According to an analysis released in October by the liberal Center on Budget and Policy Priorities, states spent only 26 percent of their TANF funds on cash welfare grants; an additional 24 percent went to child care and "work-related activities and supports." A whopping 34 percent of TANF funds went to "other areas," a nebulous category that can include everything from early childhood education to human services programs like foster care. "TANF's combination of broadly defined purposes and limited accountability for much of its spending has enabled states to divert funds from supporting the poorest families and use them instead to help fill state budget holes," the report's authors wrote.

It may well be that local governments are better at fighting poverty than their federal counterparts, and it's surely possible to design a more effective block grant funding system—stricter controls on spending could be applied, and social safety net block grant funds, for example, could be tied to unemployment rates (the latter of which Pamela Loprest suggested to Pacific Standard in 2011). But if the welfare reforms of 1996 have taught us anything, it's that block grants are not the simple panacea conservatives would like them to be.
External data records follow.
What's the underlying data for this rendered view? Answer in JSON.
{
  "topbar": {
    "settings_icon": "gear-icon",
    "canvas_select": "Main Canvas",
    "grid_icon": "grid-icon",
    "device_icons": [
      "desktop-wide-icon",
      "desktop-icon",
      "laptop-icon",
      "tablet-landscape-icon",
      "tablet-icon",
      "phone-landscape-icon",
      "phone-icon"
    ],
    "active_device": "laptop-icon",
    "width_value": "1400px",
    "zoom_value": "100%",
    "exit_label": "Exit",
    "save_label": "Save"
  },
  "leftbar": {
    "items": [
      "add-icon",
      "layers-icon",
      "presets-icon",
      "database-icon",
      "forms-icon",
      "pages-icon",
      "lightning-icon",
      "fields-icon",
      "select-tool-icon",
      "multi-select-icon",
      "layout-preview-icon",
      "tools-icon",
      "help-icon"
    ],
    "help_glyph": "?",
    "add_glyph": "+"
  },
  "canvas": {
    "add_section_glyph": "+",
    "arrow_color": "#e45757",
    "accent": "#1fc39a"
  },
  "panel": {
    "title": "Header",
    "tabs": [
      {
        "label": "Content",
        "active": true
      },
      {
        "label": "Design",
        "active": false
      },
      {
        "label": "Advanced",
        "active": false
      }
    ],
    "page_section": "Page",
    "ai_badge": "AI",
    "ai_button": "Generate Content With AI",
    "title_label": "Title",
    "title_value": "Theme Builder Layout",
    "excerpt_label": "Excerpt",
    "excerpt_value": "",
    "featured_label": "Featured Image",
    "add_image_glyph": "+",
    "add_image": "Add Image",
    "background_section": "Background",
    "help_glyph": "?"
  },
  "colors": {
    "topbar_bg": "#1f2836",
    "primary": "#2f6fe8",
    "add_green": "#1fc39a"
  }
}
"I know that giving states more flexibility will open the door for transformative ideas to eliminate poverty and increase opportunity," Jeb Bush wrote in the text accompanying his welfare plan. It's unlikely that the thousands of desperately poor families who live in states that chose to dramatically reduce their spending on cash assistance during the Great Recession share Bush's optimism.